For the third year in a row, the poultry science program at the University of North Georgia (UNG) has received a student recruiting grant from the U.S. Poultry Foundation. The $6,550 grant is more than double the previous year's award of $3,100.
"We gained several recruitment tools this past year with our grant funds, and I was able to visit six high schools this spring to speak to students about UNG and our poultry science program," said Linda Purvis, biology and poultry science instructor at UNG. "I have visited two more this fall, interacting with approximately 200 students, and have several more visits planned for this month."
The grants also support student opportunities like career fairs and sponsorship to Avian Adventures, a summer course for high school students interested in poultry science that is held by the University of Georgia's (UGA) College of Agricultural & Environmental Sciences.
"Our spring Agricultural Career Fair was a huge success — we had more than 10 companies and more than 150 students in attendance," Purvis said. "I also spent time there speaking about UNG, our program and career options."
Jake Perry, who completed UNG's poultry science course in 2012 and now works as a manager in shelled egg processing at Cal-Maine Foods, Inc., said he began the course with poultry science in mind for a career, but didn't yet know what he specifically wanted to do.
"The program and especially Linda Purvis really helped me narrow down my choices," Perry said. "I decided that being in a lab wasn't the right fit for me, so I pursued a more hands-on option in processing."
Purvis said another agricultural career day will be held in spring 2015 in conjunction with the introductory poultry science course, a three-hour lab science elective open to all majors.
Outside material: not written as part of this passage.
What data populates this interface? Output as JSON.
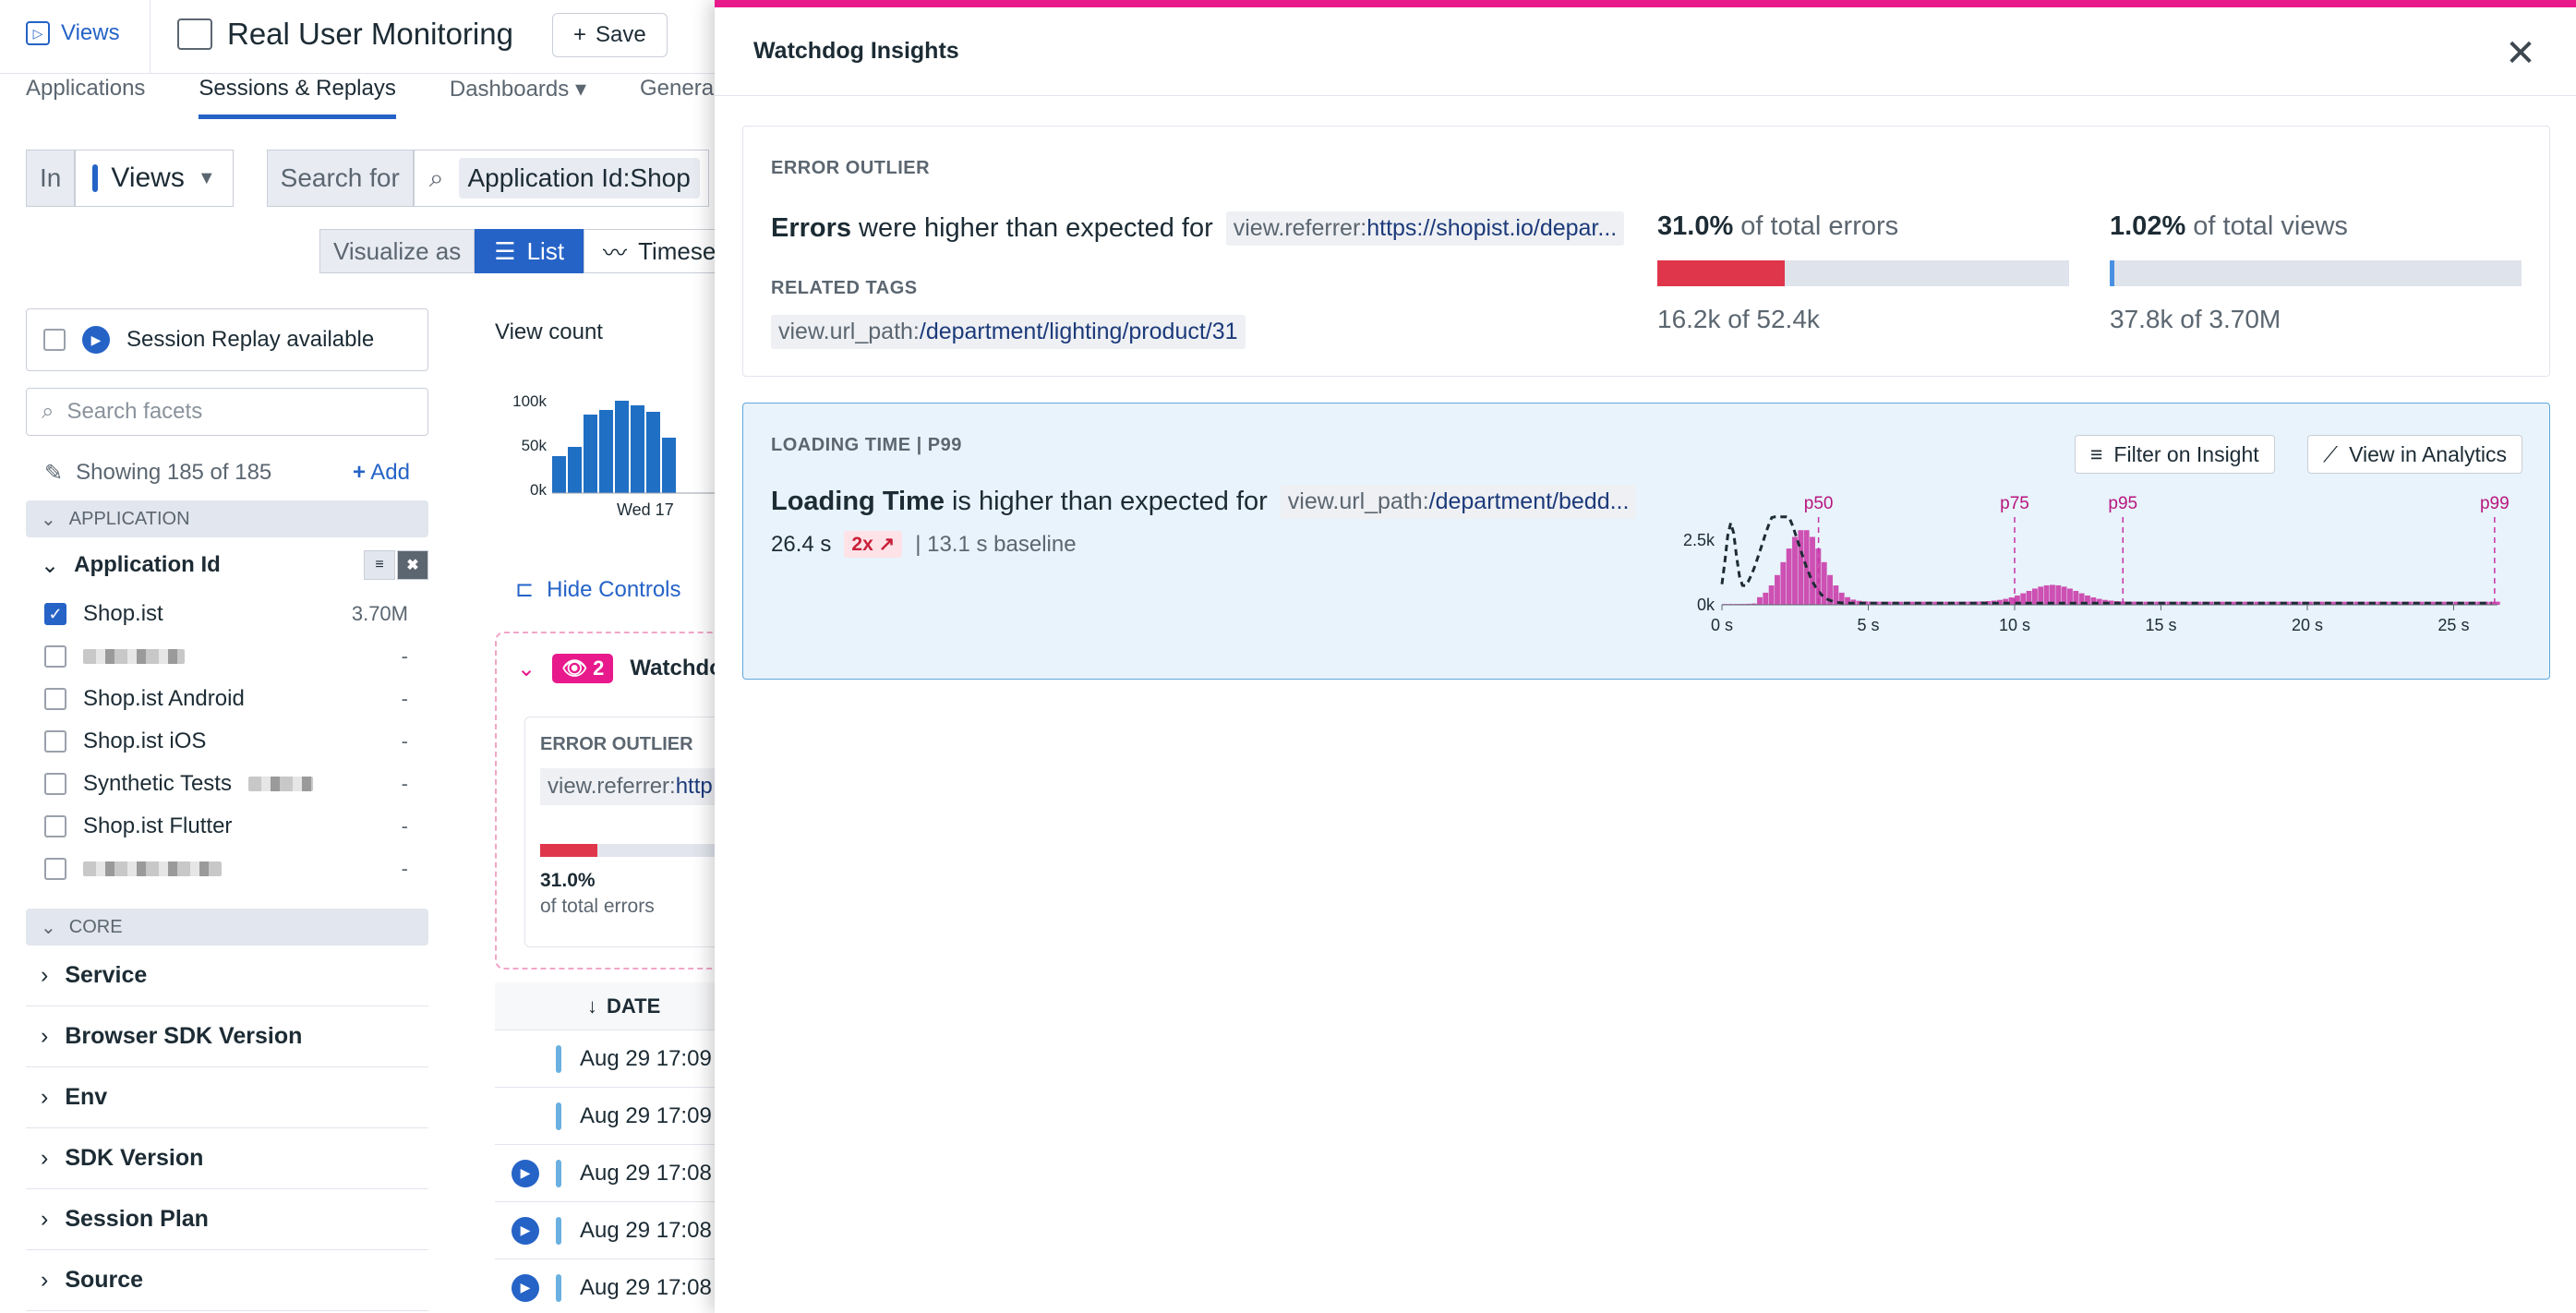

The program will also offer an internship course in the summer, giving students a hands-on chance to explore careers in the industry while gaining college credits.
UNG graduate Michelle Stewart said an internship through the poultry science program motivated her to specialize as a poultry veterinarian. Currently enrolled in UGA's College of Veterinary Medicine, Stewart plans to graduate in 2018.
"Linda Purvis spoke to my calculus class about internships for school credit, and at that time I'd had no intern experience," Stewart said. "I ended up interning in the poultry diagnostic laboratory network in Oakwood. During the internship I learned more about the industry and about how many opportunities there were in this field, so I decided to pursue a related position."
Purvis attended a poultry leadership conference in July to speak with companies, universities and colleges about UNG's program, and said she has gained great support from the poultry industry, including donations to fund scholarships. The first two scholarships from this fund will be awarded in spring 2015 to students in UNG's poultry program.
"We also will have students participating in the College Career Program at the International Processing Expo in Atlanta in January, where they can interview with companies from all over the world in various agriculture positions," Purvis said. "Some will gain internships and others full-time jobs, depending on their current college status."
Michael Garrett, who is pursuing an associate degree in poultry science from UNG, said he had no idea how much he would enjoy the subject until beginning it.
"The intro to poultry class made me realize how fun this field of work is, and highlighted all the job options I will have coming out of school with a degree in poultry science," Garrett said. "If it weren't for the poultry class at UNG, I might have chosen something else as my major and missed out on all the great opportunities that poultry science will bring me."
The U.S. Poultry Foundation supports recruitment and training of poultry science students, funds scientific research, fosters student scientists, and promotes careers in the poultry and egg industry. The foundation provides annual recruiting funds to colleges and universities to attract students.